* _Aim of the exercise_
Copy out every line in the entries below that includes "Local".
Segment Start: Listed entries
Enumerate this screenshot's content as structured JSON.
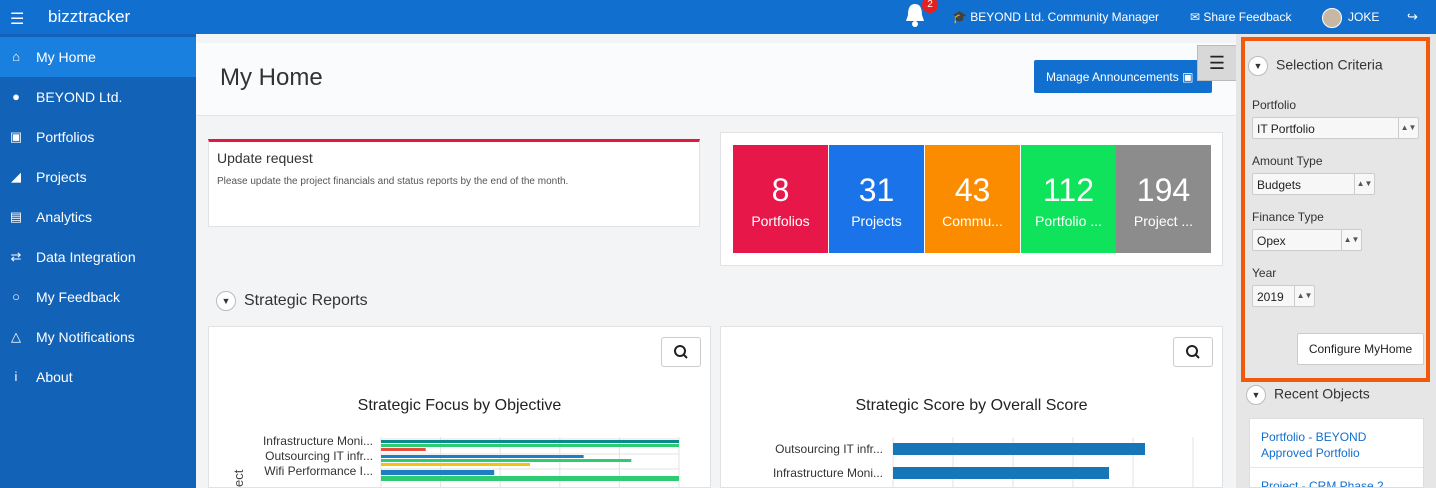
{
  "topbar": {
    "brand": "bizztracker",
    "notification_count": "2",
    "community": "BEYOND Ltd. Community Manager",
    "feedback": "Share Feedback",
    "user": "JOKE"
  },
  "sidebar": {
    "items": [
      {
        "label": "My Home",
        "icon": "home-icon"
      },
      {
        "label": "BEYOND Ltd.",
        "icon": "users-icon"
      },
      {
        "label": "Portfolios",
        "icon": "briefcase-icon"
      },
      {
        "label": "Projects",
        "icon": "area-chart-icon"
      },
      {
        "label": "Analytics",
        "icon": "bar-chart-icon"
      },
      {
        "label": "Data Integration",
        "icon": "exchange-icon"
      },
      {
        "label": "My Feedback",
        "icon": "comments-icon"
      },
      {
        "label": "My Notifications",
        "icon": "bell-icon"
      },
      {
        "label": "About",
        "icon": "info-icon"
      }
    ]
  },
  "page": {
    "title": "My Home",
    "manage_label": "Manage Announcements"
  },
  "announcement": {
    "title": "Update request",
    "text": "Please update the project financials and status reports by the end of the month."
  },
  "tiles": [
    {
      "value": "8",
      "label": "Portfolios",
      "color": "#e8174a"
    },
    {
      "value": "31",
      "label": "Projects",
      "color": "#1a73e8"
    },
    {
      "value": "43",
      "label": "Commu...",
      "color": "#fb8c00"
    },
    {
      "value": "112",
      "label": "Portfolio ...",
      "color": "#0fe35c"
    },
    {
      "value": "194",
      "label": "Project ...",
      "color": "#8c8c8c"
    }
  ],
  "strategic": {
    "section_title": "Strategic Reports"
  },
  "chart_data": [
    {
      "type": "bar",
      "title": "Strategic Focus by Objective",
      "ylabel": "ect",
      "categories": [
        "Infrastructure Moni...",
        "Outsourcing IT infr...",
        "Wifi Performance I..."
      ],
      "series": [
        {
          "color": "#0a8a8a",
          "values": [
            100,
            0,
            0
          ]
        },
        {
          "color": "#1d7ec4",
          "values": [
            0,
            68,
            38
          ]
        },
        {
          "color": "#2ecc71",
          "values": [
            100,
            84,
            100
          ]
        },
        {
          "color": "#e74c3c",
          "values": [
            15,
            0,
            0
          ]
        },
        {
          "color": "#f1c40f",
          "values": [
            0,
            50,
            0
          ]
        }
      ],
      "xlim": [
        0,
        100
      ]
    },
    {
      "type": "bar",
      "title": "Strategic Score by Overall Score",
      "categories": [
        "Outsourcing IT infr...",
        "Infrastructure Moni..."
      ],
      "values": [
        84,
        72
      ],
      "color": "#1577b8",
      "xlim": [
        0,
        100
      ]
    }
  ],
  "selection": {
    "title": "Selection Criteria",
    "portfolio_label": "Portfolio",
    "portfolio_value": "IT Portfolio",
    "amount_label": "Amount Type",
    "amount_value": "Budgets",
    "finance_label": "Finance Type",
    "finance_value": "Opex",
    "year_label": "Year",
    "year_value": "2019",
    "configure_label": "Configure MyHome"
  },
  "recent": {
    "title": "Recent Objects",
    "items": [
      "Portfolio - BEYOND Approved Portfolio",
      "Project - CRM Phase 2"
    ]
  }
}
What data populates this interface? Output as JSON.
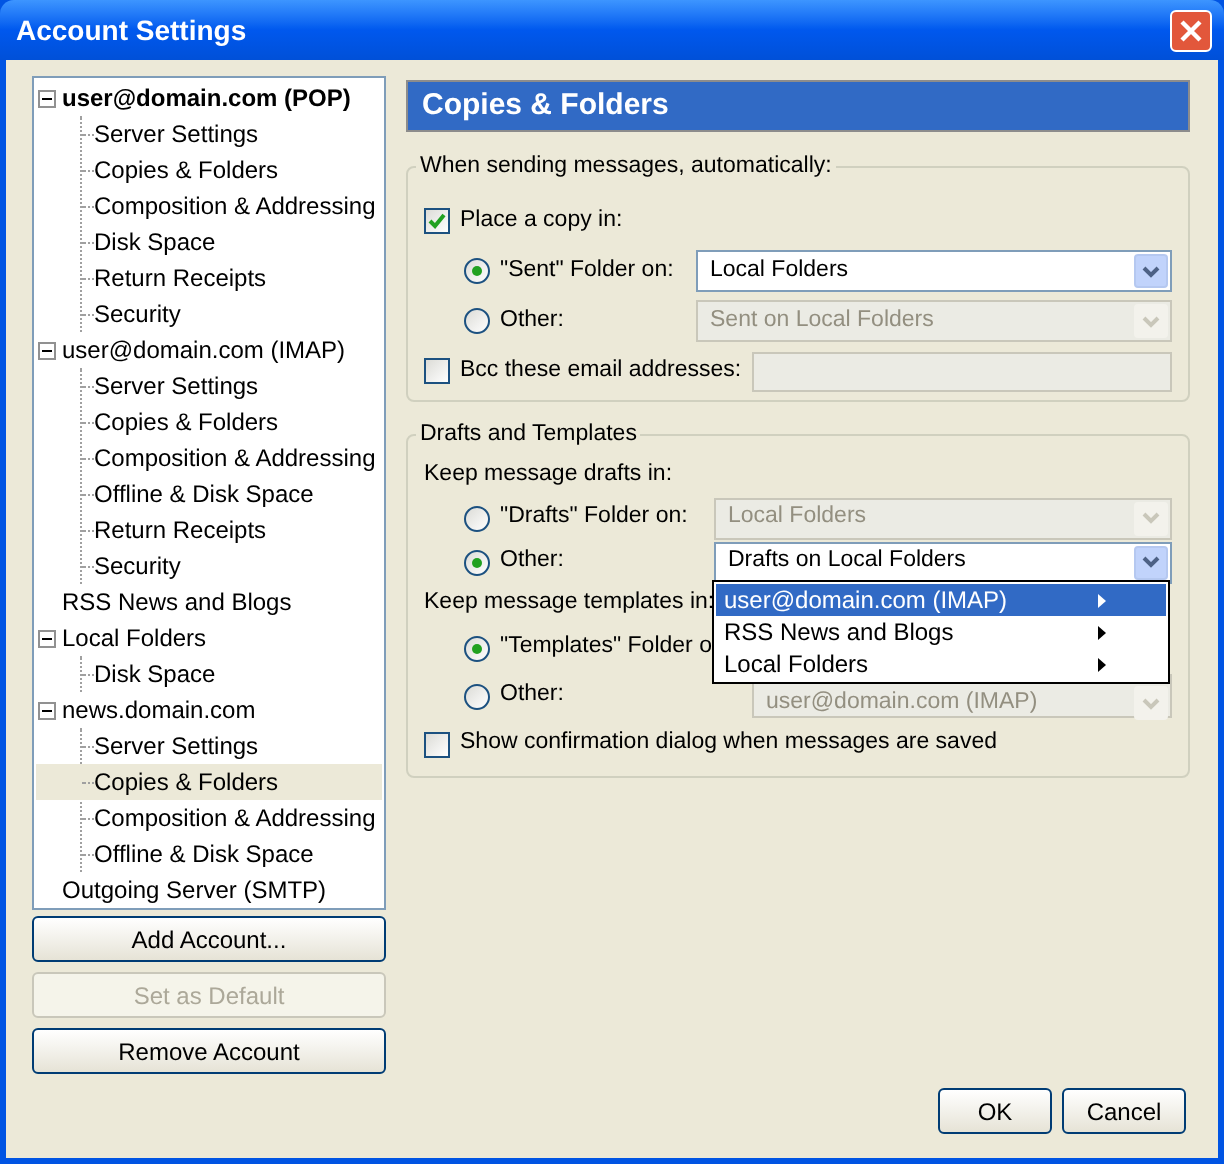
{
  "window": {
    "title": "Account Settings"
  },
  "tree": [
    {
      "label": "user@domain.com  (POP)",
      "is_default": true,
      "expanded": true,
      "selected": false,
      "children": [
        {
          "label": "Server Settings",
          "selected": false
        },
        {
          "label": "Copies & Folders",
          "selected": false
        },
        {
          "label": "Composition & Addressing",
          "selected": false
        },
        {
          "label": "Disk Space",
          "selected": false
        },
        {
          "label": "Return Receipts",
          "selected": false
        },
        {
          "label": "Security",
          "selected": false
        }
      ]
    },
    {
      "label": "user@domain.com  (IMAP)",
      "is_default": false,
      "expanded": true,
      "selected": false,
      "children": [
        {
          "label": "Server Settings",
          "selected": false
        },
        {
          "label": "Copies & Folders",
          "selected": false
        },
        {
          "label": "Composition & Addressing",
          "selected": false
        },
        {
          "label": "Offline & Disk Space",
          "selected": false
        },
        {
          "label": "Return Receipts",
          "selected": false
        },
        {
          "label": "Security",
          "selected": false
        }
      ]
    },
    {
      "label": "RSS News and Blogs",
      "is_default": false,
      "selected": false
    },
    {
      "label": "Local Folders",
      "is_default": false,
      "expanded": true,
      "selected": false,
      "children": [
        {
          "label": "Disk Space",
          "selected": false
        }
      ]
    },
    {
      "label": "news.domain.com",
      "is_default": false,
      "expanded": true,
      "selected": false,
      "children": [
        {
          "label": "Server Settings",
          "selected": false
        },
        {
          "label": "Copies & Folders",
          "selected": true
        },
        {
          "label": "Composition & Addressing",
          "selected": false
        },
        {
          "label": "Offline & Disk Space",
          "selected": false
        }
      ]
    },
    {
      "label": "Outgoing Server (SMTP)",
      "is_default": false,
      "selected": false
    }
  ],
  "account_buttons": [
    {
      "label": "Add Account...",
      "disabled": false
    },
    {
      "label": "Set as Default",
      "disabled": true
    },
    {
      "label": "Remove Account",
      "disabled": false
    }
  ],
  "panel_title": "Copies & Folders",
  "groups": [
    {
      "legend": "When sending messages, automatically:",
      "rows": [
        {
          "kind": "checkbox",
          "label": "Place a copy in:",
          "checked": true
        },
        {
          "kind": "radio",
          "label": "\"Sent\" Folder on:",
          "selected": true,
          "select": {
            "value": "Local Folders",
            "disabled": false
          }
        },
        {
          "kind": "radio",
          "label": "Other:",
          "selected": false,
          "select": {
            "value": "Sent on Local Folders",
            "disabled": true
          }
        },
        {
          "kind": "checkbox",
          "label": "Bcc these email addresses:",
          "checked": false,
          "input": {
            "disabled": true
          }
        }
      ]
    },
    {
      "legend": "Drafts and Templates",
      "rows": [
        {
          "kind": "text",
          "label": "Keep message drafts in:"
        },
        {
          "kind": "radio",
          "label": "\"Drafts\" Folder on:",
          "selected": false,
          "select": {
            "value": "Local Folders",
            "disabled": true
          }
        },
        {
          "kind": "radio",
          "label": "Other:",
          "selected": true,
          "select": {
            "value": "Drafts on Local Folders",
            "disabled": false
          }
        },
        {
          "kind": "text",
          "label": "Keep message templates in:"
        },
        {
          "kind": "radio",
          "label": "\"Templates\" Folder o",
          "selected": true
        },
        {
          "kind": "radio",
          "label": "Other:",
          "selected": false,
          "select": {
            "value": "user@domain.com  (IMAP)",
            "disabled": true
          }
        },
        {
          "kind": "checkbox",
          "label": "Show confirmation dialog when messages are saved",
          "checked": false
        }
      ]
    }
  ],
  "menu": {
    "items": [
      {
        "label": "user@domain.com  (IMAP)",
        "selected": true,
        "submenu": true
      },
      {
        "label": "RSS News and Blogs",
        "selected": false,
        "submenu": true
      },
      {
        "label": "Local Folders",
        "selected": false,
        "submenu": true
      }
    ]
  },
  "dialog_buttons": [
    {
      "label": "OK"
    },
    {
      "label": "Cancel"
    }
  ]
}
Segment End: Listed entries
* _Answer section_
      "label": "Local Folders",
            "value": "Local Folders",
            "value": "Sent on Local Folders",
            "value": "Local Folders",
            "value": "Drafts on Local Folders",
        "label": "Local Folders",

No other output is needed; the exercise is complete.